## What is expected
Print every record below exactly as written.

*** Block opens ***

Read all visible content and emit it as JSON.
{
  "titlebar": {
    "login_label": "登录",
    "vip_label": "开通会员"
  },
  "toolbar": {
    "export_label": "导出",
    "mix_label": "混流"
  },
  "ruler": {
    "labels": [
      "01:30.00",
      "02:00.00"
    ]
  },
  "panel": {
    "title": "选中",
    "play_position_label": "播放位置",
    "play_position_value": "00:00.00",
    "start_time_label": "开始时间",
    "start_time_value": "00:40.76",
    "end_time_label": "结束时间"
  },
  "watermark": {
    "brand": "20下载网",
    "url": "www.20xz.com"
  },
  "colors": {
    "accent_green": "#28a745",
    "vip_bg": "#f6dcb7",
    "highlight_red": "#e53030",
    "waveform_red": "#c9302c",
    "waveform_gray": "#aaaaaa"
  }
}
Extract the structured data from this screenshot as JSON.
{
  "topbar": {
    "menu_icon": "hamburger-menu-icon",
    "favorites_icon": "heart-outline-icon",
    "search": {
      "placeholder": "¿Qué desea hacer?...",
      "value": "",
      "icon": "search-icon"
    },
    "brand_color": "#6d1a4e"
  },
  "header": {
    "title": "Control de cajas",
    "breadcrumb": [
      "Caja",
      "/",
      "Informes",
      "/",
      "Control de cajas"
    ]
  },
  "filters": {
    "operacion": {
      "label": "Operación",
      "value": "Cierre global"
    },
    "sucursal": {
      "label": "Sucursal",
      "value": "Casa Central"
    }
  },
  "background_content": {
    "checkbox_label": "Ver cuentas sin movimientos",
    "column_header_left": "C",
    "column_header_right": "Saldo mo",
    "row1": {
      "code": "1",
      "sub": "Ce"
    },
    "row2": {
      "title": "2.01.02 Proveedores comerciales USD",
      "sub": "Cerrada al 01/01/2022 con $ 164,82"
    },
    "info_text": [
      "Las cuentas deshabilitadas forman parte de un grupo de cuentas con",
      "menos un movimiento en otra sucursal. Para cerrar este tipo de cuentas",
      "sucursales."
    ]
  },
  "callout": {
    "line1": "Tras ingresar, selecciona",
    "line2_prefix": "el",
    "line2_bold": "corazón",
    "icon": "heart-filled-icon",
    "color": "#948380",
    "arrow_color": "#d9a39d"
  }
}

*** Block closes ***

## Final answer
Read all visible content and emit it as JSON.
{
  "titlebar": {
    "login_label": "登录",
    "vip_label": "开通会员"
  },
  "toolbar": {
    "export_label": "导出",
    "mix_label": "混流"
  },
  "ruler": {
    "labels": [
      "01:30.00",
      "02:00.00"
    ]
  },
  "panel": {
    "title": "选中",
    "play_position_label": "播放位置",
    "play_position_value": "00:00.00",
    "start_time_label": "开始时间",
    "start_time_value": "00:40.76",
    "end_time_label": "结束时间"
  },
  "watermark": {
    "brand": "20下载网",
    "url": "www.20xz.com"
  },
  "colors": {
    "accent_green": "#28a745",
    "vip_bg": "#f6dcb7",
    "highlight_red": "#e53030",
    "waveform_red": "#c9302c",
    "waveform_gray": "#aaaaaa"
  }
}
Extract the structured data from this screenshot as JSON.
{
  "topbar": {
    "menu_icon": "hamburger-menu-icon",
    "favorites_icon": "heart-outline-icon",
    "search": {
      "placeholder": "¿Qué desea hacer?...",
      "value": "",
      "icon": "search-icon"
    },
    "brand_color": "#6d1a4e"
  },
  "header": {
    "title": "Control de cajas",
    "breadcrumb": [
      "Caja",
      "/",
      "Informes",
      "/",
      "Control de cajas"
    ]
  },
  "filters": {
    "operacion": {
      "label": "Operación",
      "value": "Cierre global"
    },
    "sucursal": {
      "label": "Sucursal",
      "value": "Casa Central"
    }
  },
  "background_content": {
    "checkbox_label": "Ver cuentas sin movimientos",
    "column_header_left": "C",
    "column_header_right": "Saldo mo",
    "row1": {
      "code": "1",
      "sub": "Ce"
    },
    "row2": {
      "title": "2.01.02 Proveedores comerciales USD",
      "sub": "Cerrada al 01/01/2022 con $ 164,82"
    },
    "info_text": [
      "Las cuentas deshabilitadas forman parte de un grupo de cuentas con",
      "menos un movimiento en otra sucursal. Para cerrar este tipo de cuentas",
      "sucursales."
    ]
  },
  "callout": {
    "line1": "Tras ingresar, selecciona",
    "line2_prefix": "el",
    "line2_bold": "corazón",
    "icon": "heart-filled-icon",
    "color": "#948380",
    "arrow_color": "#d9a39d"
  }
}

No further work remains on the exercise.